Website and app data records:
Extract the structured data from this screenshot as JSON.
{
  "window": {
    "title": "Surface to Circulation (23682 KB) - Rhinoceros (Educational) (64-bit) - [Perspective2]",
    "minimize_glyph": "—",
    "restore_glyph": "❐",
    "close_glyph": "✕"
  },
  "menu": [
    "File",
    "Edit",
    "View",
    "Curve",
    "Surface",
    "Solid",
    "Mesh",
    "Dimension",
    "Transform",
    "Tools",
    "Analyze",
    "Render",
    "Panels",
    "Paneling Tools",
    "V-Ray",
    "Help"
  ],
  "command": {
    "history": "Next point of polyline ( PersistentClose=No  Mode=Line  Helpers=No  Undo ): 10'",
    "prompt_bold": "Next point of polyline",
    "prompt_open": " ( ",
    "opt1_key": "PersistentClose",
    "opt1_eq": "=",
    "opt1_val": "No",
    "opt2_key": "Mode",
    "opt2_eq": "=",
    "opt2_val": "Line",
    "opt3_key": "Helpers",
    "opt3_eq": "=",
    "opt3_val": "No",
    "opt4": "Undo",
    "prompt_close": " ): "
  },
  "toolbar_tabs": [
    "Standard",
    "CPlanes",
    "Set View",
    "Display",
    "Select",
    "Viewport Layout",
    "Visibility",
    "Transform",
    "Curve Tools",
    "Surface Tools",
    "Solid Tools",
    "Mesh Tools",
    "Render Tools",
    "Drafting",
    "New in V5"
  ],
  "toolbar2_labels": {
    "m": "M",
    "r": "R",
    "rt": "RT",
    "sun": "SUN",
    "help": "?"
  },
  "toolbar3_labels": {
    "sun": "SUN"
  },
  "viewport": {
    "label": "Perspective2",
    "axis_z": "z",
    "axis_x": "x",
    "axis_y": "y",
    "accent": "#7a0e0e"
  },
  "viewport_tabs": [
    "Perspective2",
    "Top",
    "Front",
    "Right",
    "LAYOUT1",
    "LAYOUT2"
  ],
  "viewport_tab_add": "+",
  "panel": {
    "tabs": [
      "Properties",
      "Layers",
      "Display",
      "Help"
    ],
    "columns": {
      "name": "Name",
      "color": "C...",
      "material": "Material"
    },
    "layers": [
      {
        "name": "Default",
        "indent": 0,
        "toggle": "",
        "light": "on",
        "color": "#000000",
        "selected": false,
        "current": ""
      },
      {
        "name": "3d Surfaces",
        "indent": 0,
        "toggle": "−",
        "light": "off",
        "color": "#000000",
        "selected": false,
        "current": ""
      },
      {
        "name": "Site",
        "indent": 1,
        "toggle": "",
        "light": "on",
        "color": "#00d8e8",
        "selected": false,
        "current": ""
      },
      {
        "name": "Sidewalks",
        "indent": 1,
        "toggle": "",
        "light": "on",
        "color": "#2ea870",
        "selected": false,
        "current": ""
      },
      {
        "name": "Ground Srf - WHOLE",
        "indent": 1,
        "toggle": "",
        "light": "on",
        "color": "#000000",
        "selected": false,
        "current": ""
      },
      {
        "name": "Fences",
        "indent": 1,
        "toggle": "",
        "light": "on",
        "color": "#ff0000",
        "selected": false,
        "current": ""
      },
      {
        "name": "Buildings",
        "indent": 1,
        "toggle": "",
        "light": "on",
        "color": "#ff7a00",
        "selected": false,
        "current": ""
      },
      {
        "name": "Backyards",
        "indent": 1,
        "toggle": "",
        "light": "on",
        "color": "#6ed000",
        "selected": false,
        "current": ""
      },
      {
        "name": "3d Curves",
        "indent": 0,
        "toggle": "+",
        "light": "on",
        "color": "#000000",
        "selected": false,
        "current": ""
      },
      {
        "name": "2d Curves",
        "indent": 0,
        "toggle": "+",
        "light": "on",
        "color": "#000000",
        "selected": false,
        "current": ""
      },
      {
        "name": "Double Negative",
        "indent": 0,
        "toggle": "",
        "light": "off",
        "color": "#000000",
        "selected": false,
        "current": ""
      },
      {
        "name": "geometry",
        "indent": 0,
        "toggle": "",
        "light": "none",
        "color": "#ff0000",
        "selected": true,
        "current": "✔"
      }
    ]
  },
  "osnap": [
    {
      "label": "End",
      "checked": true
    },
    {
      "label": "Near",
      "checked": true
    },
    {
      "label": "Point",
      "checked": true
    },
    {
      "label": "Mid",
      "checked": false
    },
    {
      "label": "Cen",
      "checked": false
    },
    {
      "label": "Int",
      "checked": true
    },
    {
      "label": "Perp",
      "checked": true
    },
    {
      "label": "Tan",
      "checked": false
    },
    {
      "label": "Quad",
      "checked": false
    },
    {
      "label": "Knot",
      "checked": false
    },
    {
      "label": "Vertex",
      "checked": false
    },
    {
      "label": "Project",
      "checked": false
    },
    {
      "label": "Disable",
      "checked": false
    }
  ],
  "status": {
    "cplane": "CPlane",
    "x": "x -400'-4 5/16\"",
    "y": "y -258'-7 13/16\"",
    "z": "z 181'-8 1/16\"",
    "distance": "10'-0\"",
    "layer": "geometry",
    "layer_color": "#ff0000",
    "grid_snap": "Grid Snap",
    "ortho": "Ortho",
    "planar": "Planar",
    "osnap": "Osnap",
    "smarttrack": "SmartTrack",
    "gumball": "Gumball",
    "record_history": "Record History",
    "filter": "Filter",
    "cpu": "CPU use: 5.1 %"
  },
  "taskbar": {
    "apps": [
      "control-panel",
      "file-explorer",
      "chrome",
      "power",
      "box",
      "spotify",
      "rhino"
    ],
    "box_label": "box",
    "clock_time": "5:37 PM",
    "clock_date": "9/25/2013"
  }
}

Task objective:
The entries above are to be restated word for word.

Written answer:
Extract the structured data from this screenshot as JSON.
{
  "window": {
    "title": "Surface to Circulation (23682 KB) - Rhinoceros (Educational) (64-bit) - [Perspective2]",
    "minimize_glyph": "—",
    "restore_glyph": "❐",
    "close_glyph": "✕"
  },
  "menu": [
    "File",
    "Edit",
    "View",
    "Curve",
    "Surface",
    "Solid",
    "Mesh",
    "Dimension",
    "Transform",
    "Tools",
    "Analyze",
    "Render",
    "Panels",
    "Paneling Tools",
    "V-Ray",
    "Help"
  ],
  "command": {
    "history": "Next point of polyline ( PersistentClose=No  Mode=Line  Helpers=No  Undo ): 10'",
    "prompt_bold": "Next point of polyline",
    "prompt_open": " ( ",
    "opt1_key": "PersistentClose",
    "opt1_eq": "=",
    "opt1_val": "No",
    "opt2_key": "Mode",
    "opt2_eq": "=",
    "opt2_val": "Line",
    "opt3_key": "Helpers",
    "opt3_eq": "=",
    "opt3_val": "No",
    "opt4": "Undo",
    "prompt_close": " ): "
  },
  "toolbar_tabs": [
    "Standard",
    "CPlanes",
    "Set View",
    "Display",
    "Select",
    "Viewport Layout",
    "Visibility",
    "Transform",
    "Curve Tools",
    "Surface Tools",
    "Solid Tools",
    "Mesh Tools",
    "Render Tools",
    "Drafting",
    "New in V5"
  ],
  "toolbar2_labels": {
    "m": "M",
    "r": "R",
    "rt": "RT",
    "sun": "SUN",
    "help": "?"
  },
  "toolbar3_labels": {
    "sun": "SUN"
  },
  "viewport": {
    "label": "Perspective2",
    "axis_z": "z",
    "axis_x": "x",
    "axis_y": "y",
    "accent": "#7a0e0e"
  },
  "viewport_tabs": [
    "Perspective2",
    "Top",
    "Front",
    "Right",
    "LAYOUT1",
    "LAYOUT2"
  ],
  "viewport_tab_add": "+",
  "panel": {
    "tabs": [
      "Properties",
      "Layers",
      "Display",
      "Help"
    ],
    "columns": {
      "name": "Name",
      "color": "C...",
      "material": "Material"
    },
    "layers": [
      {
        "name": "Default",
        "indent": 0,
        "toggle": "",
        "light": "on",
        "color": "#000000",
        "selected": false,
        "current": ""
      },
      {
        "name": "3d Surfaces",
        "indent": 0,
        "toggle": "−",
        "light": "off",
        "color": "#000000",
        "selected": false,
        "current": ""
      },
      {
        "name": "Site",
        "indent": 1,
        "toggle": "",
        "light": "on",
        "color": "#00d8e8",
        "selected": false,
        "current": ""
      },
      {
        "name": "Sidewalks",
        "indent": 1,
        "toggle": "",
        "light": "on",
        "color": "#2ea870",
        "selected": false,
        "current": ""
      },
      {
        "name": "Ground Srf - WHOLE",
        "indent": 1,
        "toggle": "",
        "light": "on",
        "color": "#000000",
        "selected": false,
        "current": ""
      },
      {
        "name": "Fences",
        "indent": 1,
        "toggle": "",
        "light": "on",
        "color": "#ff0000",
        "selected": false,
        "current": ""
      },
      {
        "name": "Buildings",
        "indent": 1,
        "toggle": "",
        "light": "on",
        "color": "#ff7a00",
        "selected": false,
        "current": ""
      },
      {
        "name": "Backyards",
        "indent": 1,
        "toggle": "",
        "light": "on",
        "color": "#6ed000",
        "selected": false,
        "current": ""
      },
      {
        "name": "3d Curves",
        "indent": 0,
        "toggle": "+",
        "light": "on",
        "color": "#000000",
        "selected": false,
        "current": ""
      },
      {
        "name": "2d Curves",
        "indent": 0,
        "toggle": "+",
        "light": "on",
        "color": "#000000",
        "selected": false,
        "current": ""
      },
      {
        "name": "Double Negative",
        "indent": 0,
        "toggle": "",
        "light": "off",
        "color": "#000000",
        "selected": false,
        "current": ""
      },
      {
        "name": "geometry",
        "indent": 0,
        "toggle": "",
        "light": "none",
        "color": "#ff0000",
        "selected": true,
        "current": "✔"
      }
    ]
  },
  "osnap": [
    {
      "label": "End",
      "checked": true
    },
    {
      "label": "Near",
      "checked": true
    },
    {
      "label": "Point",
      "checked": true
    },
    {
      "label": "Mid",
      "checked": false
    },
    {
      "label": "Cen",
      "checked": false
    },
    {
      "label": "Int",
      "checked": true
    },
    {
      "label": "Perp",
      "checked": true
    },
    {
      "label": "Tan",
      "checked": false
    },
    {
      "label": "Quad",
      "checked": false
    },
    {
      "label": "Knot",
      "checked": false
    },
    {
      "label": "Vertex",
      "checked": false
    },
    {
      "label": "Project",
      "checked": false
    },
    {
      "label": "Disable",
      "checked": false
    }
  ],
  "status": {
    "cplane": "CPlane",
    "x": "x -400'-4 5/16\"",
    "y": "y -258'-7 13/16\"",
    "z": "z 181'-8 1/16\"",
    "distance": "10'-0\"",
    "layer": "geometry",
    "layer_color": "#ff0000",
    "grid_snap": "Grid Snap",
    "ortho": "Ortho",
    "planar": "Planar",
    "osnap": "Osnap",
    "smarttrack": "SmartTrack",
    "gumball": "Gumball",
    "record_history": "Record History",
    "filter": "Filter",
    "cpu": "CPU use: 5.1 %"
  },
  "taskbar": {
    "apps": [
      "control-panel",
      "file-explorer",
      "chrome",
      "power",
      "box",
      "spotify",
      "rhino"
    ],
    "box_label": "box",
    "clock_time": "5:37 PM",
    "clock_date": "9/25/2013"
  }
}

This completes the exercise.